1. Frequency of Overtime Losses: The number of times a team has lost in overtime throughout a season is worth examining. It indicates the team’s ability to compete until the very end of games but raises questions about their ability to close out matches successfully.
2. Game Context: It’s important to consider the specific circumstances surrounding each overtime loss. Was it against a strong opponent or a weaker team? Did the team have a significant lead that slipped away? Evaluating the context helps assess whether the OTLs were due to unlucky situations or fundamental weaknesses in the team.
Possible Reasons behind Overtime Losses
- Lack of Defensive Consistency: Teams that consistently struggle to prevent goals in crucial moments may find themselves losing more often in overtime. Poor defensive strategies, individual mistakes, or difficulty maintaining focus under pressure could be contributing factors.
- Weakness in Special Teams: Special teams play, such as power plays and penalty kills, becomes even more critical during overtime. Teams that struggle in these areas may find themselves at a disadvantage when facing an evenly matched opponent, leading to more overtime losses.
- Goaltending Performance: Goaltenders play a vital role in determining the outcome of a game, especially during overtime. A team with shaky goaltending may struggle to secure victories, resulting in more losses when games extend beyond regulation.
3. Overtime Strategies: Some teams thrive in high-pressure situations and have developed effective strategies for winning in overtime.

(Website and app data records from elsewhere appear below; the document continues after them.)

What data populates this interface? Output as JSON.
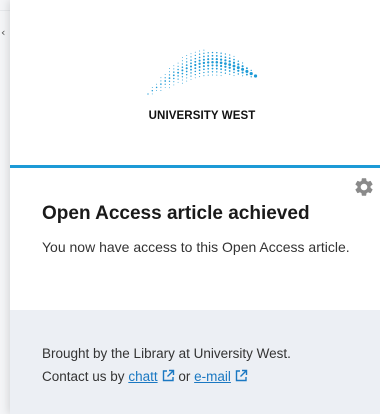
{
  "logo": {
    "text": "UNIVERSITY WEST",
    "brand_color": "#1c9ad6"
  },
  "settings": {
    "icon": "gear-icon"
  },
  "dialog": {
    "title": "Open Access article achieved",
    "message": "You now have access to this Open Access article."
  },
  "footer": {
    "line1": "Brought by the Library at University West.",
    "contact_prefix": "Contact us by",
    "chat_link": "chatt",
    "or_text": "or",
    "email_link": "e-mail",
    "link_icon": "external-link-icon",
    "background": "#eceff4"
  },
  "colors": {
    "accent": "#1c9ad6",
    "link": "#1a78c2"
  }
}
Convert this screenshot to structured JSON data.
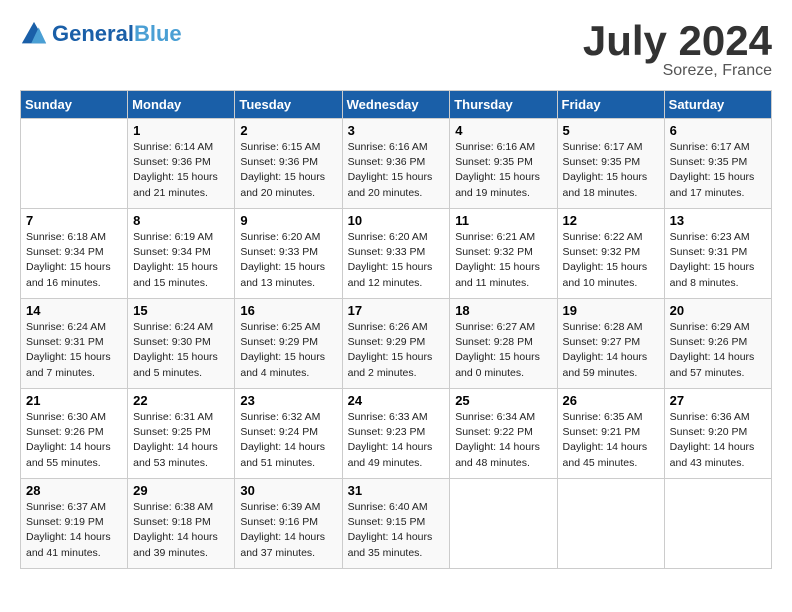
{
  "header": {
    "logo_general": "General",
    "logo_blue": "Blue",
    "month_year": "July 2024",
    "location": "Soreze, France"
  },
  "days_of_week": [
    "Sunday",
    "Monday",
    "Tuesday",
    "Wednesday",
    "Thursday",
    "Friday",
    "Saturday"
  ],
  "weeks": [
    [
      {
        "day": "",
        "sunrise": "",
        "sunset": "",
        "daylight": ""
      },
      {
        "day": "1",
        "sunrise": "Sunrise: 6:14 AM",
        "sunset": "Sunset: 9:36 PM",
        "daylight": "Daylight: 15 hours and 21 minutes."
      },
      {
        "day": "2",
        "sunrise": "Sunrise: 6:15 AM",
        "sunset": "Sunset: 9:36 PM",
        "daylight": "Daylight: 15 hours and 20 minutes."
      },
      {
        "day": "3",
        "sunrise": "Sunrise: 6:16 AM",
        "sunset": "Sunset: 9:36 PM",
        "daylight": "Daylight: 15 hours and 20 minutes."
      },
      {
        "day": "4",
        "sunrise": "Sunrise: 6:16 AM",
        "sunset": "Sunset: 9:35 PM",
        "daylight": "Daylight: 15 hours and 19 minutes."
      },
      {
        "day": "5",
        "sunrise": "Sunrise: 6:17 AM",
        "sunset": "Sunset: 9:35 PM",
        "daylight": "Daylight: 15 hours and 18 minutes."
      },
      {
        "day": "6",
        "sunrise": "Sunrise: 6:17 AM",
        "sunset": "Sunset: 9:35 PM",
        "daylight": "Daylight: 15 hours and 17 minutes."
      }
    ],
    [
      {
        "day": "7",
        "sunrise": "Sunrise: 6:18 AM",
        "sunset": "Sunset: 9:34 PM",
        "daylight": "Daylight: 15 hours and 16 minutes."
      },
      {
        "day": "8",
        "sunrise": "Sunrise: 6:19 AM",
        "sunset": "Sunset: 9:34 PM",
        "daylight": "Daylight: 15 hours and 15 minutes."
      },
      {
        "day": "9",
        "sunrise": "Sunrise: 6:20 AM",
        "sunset": "Sunset: 9:33 PM",
        "daylight": "Daylight: 15 hours and 13 minutes."
      },
      {
        "day": "10",
        "sunrise": "Sunrise: 6:20 AM",
        "sunset": "Sunset: 9:33 PM",
        "daylight": "Daylight: 15 hours and 12 minutes."
      },
      {
        "day": "11",
        "sunrise": "Sunrise: 6:21 AM",
        "sunset": "Sunset: 9:32 PM",
        "daylight": "Daylight: 15 hours and 11 minutes."
      },
      {
        "day": "12",
        "sunrise": "Sunrise: 6:22 AM",
        "sunset": "Sunset: 9:32 PM",
        "daylight": "Daylight: 15 hours and 10 minutes."
      },
      {
        "day": "13",
        "sunrise": "Sunrise: 6:23 AM",
        "sunset": "Sunset: 9:31 PM",
        "daylight": "Daylight: 15 hours and 8 minutes."
      }
    ],
    [
      {
        "day": "14",
        "sunrise": "Sunrise: 6:24 AM",
        "sunset": "Sunset: 9:31 PM",
        "daylight": "Daylight: 15 hours and 7 minutes."
      },
      {
        "day": "15",
        "sunrise": "Sunrise: 6:24 AM",
        "sunset": "Sunset: 9:30 PM",
        "daylight": "Daylight: 15 hours and 5 minutes."
      },
      {
        "day": "16",
        "sunrise": "Sunrise: 6:25 AM",
        "sunset": "Sunset: 9:29 PM",
        "daylight": "Daylight: 15 hours and 4 minutes."
      },
      {
        "day": "17",
        "sunrise": "Sunrise: 6:26 AM",
        "sunset": "Sunset: 9:29 PM",
        "daylight": "Daylight: 15 hours and 2 minutes."
      },
      {
        "day": "18",
        "sunrise": "Sunrise: 6:27 AM",
        "sunset": "Sunset: 9:28 PM",
        "daylight": "Daylight: 15 hours and 0 minutes."
      },
      {
        "day": "19",
        "sunrise": "Sunrise: 6:28 AM",
        "sunset": "Sunset: 9:27 PM",
        "daylight": "Daylight: 14 hours and 59 minutes."
      },
      {
        "day": "20",
        "sunrise": "Sunrise: 6:29 AM",
        "sunset": "Sunset: 9:26 PM",
        "daylight": "Daylight: 14 hours and 57 minutes."
      }
    ],
    [
      {
        "day": "21",
        "sunrise": "Sunrise: 6:30 AM",
        "sunset": "Sunset: 9:26 PM",
        "daylight": "Daylight: 14 hours and 55 minutes."
      },
      {
        "day": "22",
        "sunrise": "Sunrise: 6:31 AM",
        "sunset": "Sunset: 9:25 PM",
        "daylight": "Daylight: 14 hours and 53 minutes."
      },
      {
        "day": "23",
        "sunrise": "Sunrise: 6:32 AM",
        "sunset": "Sunset: 9:24 PM",
        "daylight": "Daylight: 14 hours and 51 minutes."
      },
      {
        "day": "24",
        "sunrise": "Sunrise: 6:33 AM",
        "sunset": "Sunset: 9:23 PM",
        "daylight": "Daylight: 14 hours and 49 minutes."
      },
      {
        "day": "25",
        "sunrise": "Sunrise: 6:34 AM",
        "sunset": "Sunset: 9:22 PM",
        "daylight": "Daylight: 14 hours and 48 minutes."
      },
      {
        "day": "26",
        "sunrise": "Sunrise: 6:35 AM",
        "sunset": "Sunset: 9:21 PM",
        "daylight": "Daylight: 14 hours and 45 minutes."
      },
      {
        "day": "27",
        "sunrise": "Sunrise: 6:36 AM",
        "sunset": "Sunset: 9:20 PM",
        "daylight": "Daylight: 14 hours and 43 minutes."
      }
    ],
    [
      {
        "day": "28",
        "sunrise": "Sunrise: 6:37 AM",
        "sunset": "Sunset: 9:19 PM",
        "daylight": "Daylight: 14 hours and 41 minutes."
      },
      {
        "day": "29",
        "sunrise": "Sunrise: 6:38 AM",
        "sunset": "Sunset: 9:18 PM",
        "daylight": "Daylight: 14 hours and 39 minutes."
      },
      {
        "day": "30",
        "sunrise": "Sunrise: 6:39 AM",
        "sunset": "Sunset: 9:16 PM",
        "daylight": "Daylight: 14 hours and 37 minutes."
      },
      {
        "day": "31",
        "sunrise": "Sunrise: 6:40 AM",
        "sunset": "Sunset: 9:15 PM",
        "daylight": "Daylight: 14 hours and 35 minutes."
      },
      {
        "day": "",
        "sunrise": "",
        "sunset": "",
        "daylight": ""
      },
      {
        "day": "",
        "sunrise": "",
        "sunset": "",
        "daylight": ""
      },
      {
        "day": "",
        "sunrise": "",
        "sunset": "",
        "daylight": ""
      }
    ]
  ]
}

Analyzing teams’ approaches during these crucial moments can shed light on their ability to capitalize on opportunities and close out games successfully.
“Overtime losses can be indicative of a team’s inability to finish strong or make sound defensive decisions in critical moments.” – ESPN.com
4. Previous Success: Examining a team’s historical performance in overtime can provide insights into their overall competence under pressure. Teams with a track record of success in OT may possess qualities like resilience, teamwork, and skilled playmakers that contribute to avoiding losses.
By considering these factors, analysts and fans alike can gain a better understanding of how a team performs in overtime scenarios. While no statistic guarantees future outcomes, analyzing OTLs offers valuable information when making predictions about team performance in upcoming matches.
Frequently Asked Questions
How is OTL different from a loss in hockey?
OTL is different from a regular loss in hockey because it refers specifically to a loss that occurs during the overtime period. A regular loss is when a team loses a game in the regulation time, while an OTL occurs when a team loses in the extra period.
When is a game considered an OTL?
A game is considered an OTL when a team loses during the overtime period. This means that the opposing team scores a goal in the overtime period, resulting in a loss for the team that gets scored against. If the game goes into a shootout, it is not considered an OTL, but rather a shootout loss (SOL).
How does OTL affect a team’s standings in the league?
OTL affects a team’s standings in the league by awarding them 1 point. While a win in regulation or overtime grants a team 2 points, an OTL still allows the team to earn a point. This point can be crucial in determining playoff positions or tiebreakers at the end of the season.
Are there any other variations of OTL in hockey?
No, OTL is the standard abbreviation used in hockey to represent an overtime loss. However, some leagues or competitions may use different terminology or abbreviations, such as SOL (Shootout Loss) in the NHL. Nevertheless, the concept of a loss in overtime remains the same, regardless of the specific abbreviation used.